Exercise – Nothing but a full, exact copy of the data is needed.

Provided data –
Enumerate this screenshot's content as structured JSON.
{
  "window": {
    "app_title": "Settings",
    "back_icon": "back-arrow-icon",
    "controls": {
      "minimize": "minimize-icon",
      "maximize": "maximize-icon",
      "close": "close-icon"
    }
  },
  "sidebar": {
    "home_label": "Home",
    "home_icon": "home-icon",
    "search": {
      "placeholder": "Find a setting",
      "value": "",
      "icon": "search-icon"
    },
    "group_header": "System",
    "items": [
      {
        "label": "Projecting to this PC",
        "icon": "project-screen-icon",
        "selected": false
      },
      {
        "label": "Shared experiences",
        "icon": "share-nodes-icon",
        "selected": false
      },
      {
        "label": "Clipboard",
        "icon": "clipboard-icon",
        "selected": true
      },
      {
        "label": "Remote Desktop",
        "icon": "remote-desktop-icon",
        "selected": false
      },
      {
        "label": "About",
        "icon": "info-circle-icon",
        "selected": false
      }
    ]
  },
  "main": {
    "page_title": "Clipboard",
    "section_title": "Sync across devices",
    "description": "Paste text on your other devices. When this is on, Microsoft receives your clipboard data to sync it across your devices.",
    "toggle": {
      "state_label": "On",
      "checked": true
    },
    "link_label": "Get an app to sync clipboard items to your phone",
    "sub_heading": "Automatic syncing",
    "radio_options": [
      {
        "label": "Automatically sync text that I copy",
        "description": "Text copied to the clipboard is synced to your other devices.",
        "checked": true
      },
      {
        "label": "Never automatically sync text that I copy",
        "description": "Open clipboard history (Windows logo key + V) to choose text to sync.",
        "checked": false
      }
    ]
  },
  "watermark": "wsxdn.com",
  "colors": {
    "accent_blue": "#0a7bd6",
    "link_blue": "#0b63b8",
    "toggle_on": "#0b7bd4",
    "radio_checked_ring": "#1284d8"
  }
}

Completed task –
Enumerate this screenshot's content as structured JSON.
{
  "window": {
    "app_title": "Settings",
    "back_icon": "back-arrow-icon",
    "controls": {
      "minimize": "minimize-icon",
      "maximize": "maximize-icon",
      "close": "close-icon"
    }
  },
  "sidebar": {
    "home_label": "Home",
    "home_icon": "home-icon",
    "search": {
      "placeholder": "Find a setting",
      "value": "",
      "icon": "search-icon"
    },
    "group_header": "System",
    "items": [
      {
        "label": "Projecting to this PC",
        "icon": "project-screen-icon",
        "selected": false
      },
      {
        "label": "Shared experiences",
        "icon": "share-nodes-icon",
        "selected": false
      },
      {
        "label": "Clipboard",
        "icon": "clipboard-icon",
        "selected": true
      },
      {
        "label": "Remote Desktop",
        "icon": "remote-desktop-icon",
        "selected": false
      },
      {
        "label": "About",
        "icon": "info-circle-icon",
        "selected": false
      }
    ]
  },
  "main": {
    "page_title": "Clipboard",
    "section_title": "Sync across devices",
    "description": "Paste text on your other devices. When this is on, Microsoft receives your clipboard data to sync it across your devices.",
    "toggle": {
      "state_label": "On",
      "checked": true
    },
    "link_label": "Get an app to sync clipboard items to your phone",
    "sub_heading": "Automatic syncing",
    "radio_options": [
      {
        "label": "Automatically sync text that I copy",
        "description": "Text copied to the clipboard is synced to your other devices.",
        "checked": true
      },
      {
        "label": "Never automatically sync text that I copy",
        "description": "Open clipboard history (Windows logo key + V) to choose text to sync.",
        "checked": false
      }
    ]
  },
  "watermark": "wsxdn.com",
  "colors": {
    "accent_blue": "#0a7bd6",
    "link_blue": "#0b63b8",
    "toggle_on": "#0b7bd4",
    "radio_checked_ring": "#1284d8"
  }
}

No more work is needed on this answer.